TASK TO CARRY OUT: Copy the records exactly. Include every line.
════════
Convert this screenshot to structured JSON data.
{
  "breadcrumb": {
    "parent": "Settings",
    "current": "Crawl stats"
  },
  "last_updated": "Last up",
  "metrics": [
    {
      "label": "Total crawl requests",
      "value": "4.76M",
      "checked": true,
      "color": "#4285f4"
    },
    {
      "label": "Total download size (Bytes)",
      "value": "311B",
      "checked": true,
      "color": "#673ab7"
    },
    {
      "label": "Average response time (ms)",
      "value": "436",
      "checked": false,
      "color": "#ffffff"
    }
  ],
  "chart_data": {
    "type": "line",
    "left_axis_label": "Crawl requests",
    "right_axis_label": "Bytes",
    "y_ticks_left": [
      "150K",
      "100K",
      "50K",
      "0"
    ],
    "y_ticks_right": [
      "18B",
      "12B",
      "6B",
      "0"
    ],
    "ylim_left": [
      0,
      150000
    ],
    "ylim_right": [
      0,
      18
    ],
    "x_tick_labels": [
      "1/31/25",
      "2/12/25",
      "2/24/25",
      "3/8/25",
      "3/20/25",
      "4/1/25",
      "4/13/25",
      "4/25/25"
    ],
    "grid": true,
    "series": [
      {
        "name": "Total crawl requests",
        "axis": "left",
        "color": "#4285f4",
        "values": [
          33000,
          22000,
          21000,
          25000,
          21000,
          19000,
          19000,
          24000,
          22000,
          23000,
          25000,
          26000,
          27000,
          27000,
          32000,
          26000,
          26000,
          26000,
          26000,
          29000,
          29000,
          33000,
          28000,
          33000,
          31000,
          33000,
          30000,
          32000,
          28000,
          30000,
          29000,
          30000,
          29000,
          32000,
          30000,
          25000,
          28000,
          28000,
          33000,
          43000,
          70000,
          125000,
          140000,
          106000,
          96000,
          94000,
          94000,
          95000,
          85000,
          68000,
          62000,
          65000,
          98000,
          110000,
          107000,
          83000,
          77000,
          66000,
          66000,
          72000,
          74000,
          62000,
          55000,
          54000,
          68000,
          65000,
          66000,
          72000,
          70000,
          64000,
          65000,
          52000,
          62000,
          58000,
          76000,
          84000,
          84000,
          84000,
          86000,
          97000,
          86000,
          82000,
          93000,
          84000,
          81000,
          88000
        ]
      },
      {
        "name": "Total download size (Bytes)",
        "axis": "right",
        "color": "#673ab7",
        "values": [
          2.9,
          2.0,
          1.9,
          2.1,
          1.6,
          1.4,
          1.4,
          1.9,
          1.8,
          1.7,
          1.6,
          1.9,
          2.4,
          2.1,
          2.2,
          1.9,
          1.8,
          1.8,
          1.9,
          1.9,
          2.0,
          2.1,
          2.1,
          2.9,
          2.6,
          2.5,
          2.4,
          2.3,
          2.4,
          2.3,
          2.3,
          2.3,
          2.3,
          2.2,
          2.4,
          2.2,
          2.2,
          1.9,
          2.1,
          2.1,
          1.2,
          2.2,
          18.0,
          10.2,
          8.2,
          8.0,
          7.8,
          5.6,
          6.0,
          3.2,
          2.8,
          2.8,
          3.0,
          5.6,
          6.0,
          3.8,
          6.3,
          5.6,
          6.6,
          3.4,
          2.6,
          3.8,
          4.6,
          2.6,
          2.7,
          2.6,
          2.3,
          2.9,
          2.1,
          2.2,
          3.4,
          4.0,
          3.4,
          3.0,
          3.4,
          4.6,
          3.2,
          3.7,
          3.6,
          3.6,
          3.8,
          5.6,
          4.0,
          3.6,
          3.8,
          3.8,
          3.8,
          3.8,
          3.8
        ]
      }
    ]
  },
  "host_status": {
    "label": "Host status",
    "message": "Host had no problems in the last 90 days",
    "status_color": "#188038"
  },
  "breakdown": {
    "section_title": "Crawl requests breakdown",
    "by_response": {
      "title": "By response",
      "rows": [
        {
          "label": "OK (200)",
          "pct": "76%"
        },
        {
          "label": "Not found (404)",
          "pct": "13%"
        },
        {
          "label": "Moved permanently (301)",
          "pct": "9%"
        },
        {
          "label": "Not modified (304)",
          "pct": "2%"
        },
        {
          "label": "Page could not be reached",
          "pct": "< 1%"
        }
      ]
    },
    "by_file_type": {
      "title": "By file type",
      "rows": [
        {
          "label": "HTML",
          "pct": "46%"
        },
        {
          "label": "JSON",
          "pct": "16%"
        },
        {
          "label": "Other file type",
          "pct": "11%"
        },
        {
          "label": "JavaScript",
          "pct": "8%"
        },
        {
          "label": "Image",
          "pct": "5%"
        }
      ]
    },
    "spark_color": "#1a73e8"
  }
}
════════
TASK RESPONSE:
Convert this screenshot to structured JSON data.
{
  "breadcrumb": {
    "parent": "Settings",
    "current": "Crawl stats"
  },
  "last_updated": "Last up",
  "metrics": [
    {
      "label": "Total crawl requests",
      "value": "4.76M",
      "checked": true,
      "color": "#4285f4"
    },
    {
      "label": "Total download size (Bytes)",
      "value": "311B",
      "checked": true,
      "color": "#673ab7"
    },
    {
      "label": "Average response time (ms)",
      "value": "436",
      "checked": false,
      "color": "#ffffff"
    }
  ],
  "chart_data": {
    "type": "line",
    "left_axis_label": "Crawl requests",
    "right_axis_label": "Bytes",
    "y_ticks_left": [
      "150K",
      "100K",
      "50K",
      "0"
    ],
    "y_ticks_right": [
      "18B",
      "12B",
      "6B",
      "0"
    ],
    "ylim_left": [
      0,
      150000
    ],
    "ylim_right": [
      0,
      18
    ],
    "x_tick_labels": [
      "1/31/25",
      "2/12/25",
      "2/24/25",
      "3/8/25",
      "3/20/25",
      "4/1/25",
      "4/13/25",
      "4/25/25"
    ],
    "grid": true,
    "series": [
      {
        "name": "Total crawl requests",
        "axis": "left",
        "color": "#4285f4",
        "values": [
          33000,
          22000,
          21000,
          25000,
          21000,
          19000,
          19000,
          24000,
          22000,
          23000,
          25000,
          26000,
          27000,
          27000,
          32000,
          26000,
          26000,
          26000,
          26000,
          29000,
          29000,
          33000,
          28000,
          33000,
          31000,
          33000,
          30000,
          32000,
          28000,
          30000,
          29000,
          30000,
          29000,
          32000,
          30000,
          25000,
          28000,
          28000,
          33000,
          43000,
          70000,
          125000,
          140000,
          106000,
          96000,
          94000,
          94000,
          95000,
          85000,
          68000,
          62000,
          65000,
          98000,
          110000,
          107000,
          83000,
          77000,
          66000,
          66000,
          72000,
          74000,
          62000,
          55000,
          54000,
          68000,
          65000,
          66000,
          72000,
          70000,
          64000,
          65000,
          52000,
          62000,
          58000,
          76000,
          84000,
          84000,
          84000,
          86000,
          97000,
          86000,
          82000,
          93000,
          84000,
          81000,
          88000
        ]
      },
      {
        "name": "Total download size (Bytes)",
        "axis": "right",
        "color": "#673ab7",
        "values": [
          2.9,
          2.0,
          1.9,
          2.1,
          1.6,
          1.4,
          1.4,
          1.9,
          1.8,
          1.7,
          1.6,
          1.9,
          2.4,
          2.1,
          2.2,
          1.9,
          1.8,
          1.8,
          1.9,
          1.9,
          2.0,
          2.1,
          2.1,
          2.9,
          2.6,
          2.5,
          2.4,
          2.3,
          2.4,
          2.3,
          2.3,
          2.3,
          2.3,
          2.2,
          2.4,
          2.2,
          2.2,
          1.9,
          2.1,
          2.1,
          1.2,
          2.2,
          18.0,
          10.2,
          8.2,
          8.0,
          7.8,
          5.6,
          6.0,
          3.2,
          2.8,
          2.8,
          3.0,
          5.6,
          6.0,
          3.8,
          6.3,
          5.6,
          6.6,
          3.4,
          2.6,
          3.8,
          4.6,
          2.6,
          2.7,
          2.6,
          2.3,
          2.9,
          2.1,
          2.2,
          3.4,
          4.0,
          3.4,
          3.0,
          3.4,
          4.6,
          3.2,
          3.7,
          3.6,
          3.6,
          3.8,
          5.6,
          4.0,
          3.6,
          3.8,
          3.8,
          3.8,
          3.8,
          3.8
        ]
      }
    ]
  },
  "host_status": {
    "label": "Host status",
    "message": "Host had no problems in the last 90 days",
    "status_color": "#188038"
  },
  "breakdown": {
    "section_title": "Crawl requests breakdown",
    "by_response": {
      "title": "By response",
      "rows": [
        {
          "label": "OK (200)",
          "pct": "76%"
        },
        {
          "label": "Not found (404)",
          "pct": "13%"
        },
        {
          "label": "Moved permanently (301)",
          "pct": "9%"
        },
        {
          "label": "Not modified (304)",
          "pct": "2%"
        },
        {
          "label": "Page could not be reached",
          "pct": "< 1%"
        }
      ]
    },
    "by_file_type": {
      "title": "By file type",
      "rows": [
        {
          "label": "HTML",
          "pct": "46%"
        },
        {
          "label": "JSON",
          "pct": "16%"
        },
        {
          "label": "Other file type",
          "pct": "11%"
        },
        {
          "label": "JavaScript",
          "pct": "8%"
        },
        {
          "label": "Image",
          "pct": "5%"
        }
      ]
    },
    "spark_color": "#1a73e8"
  }
}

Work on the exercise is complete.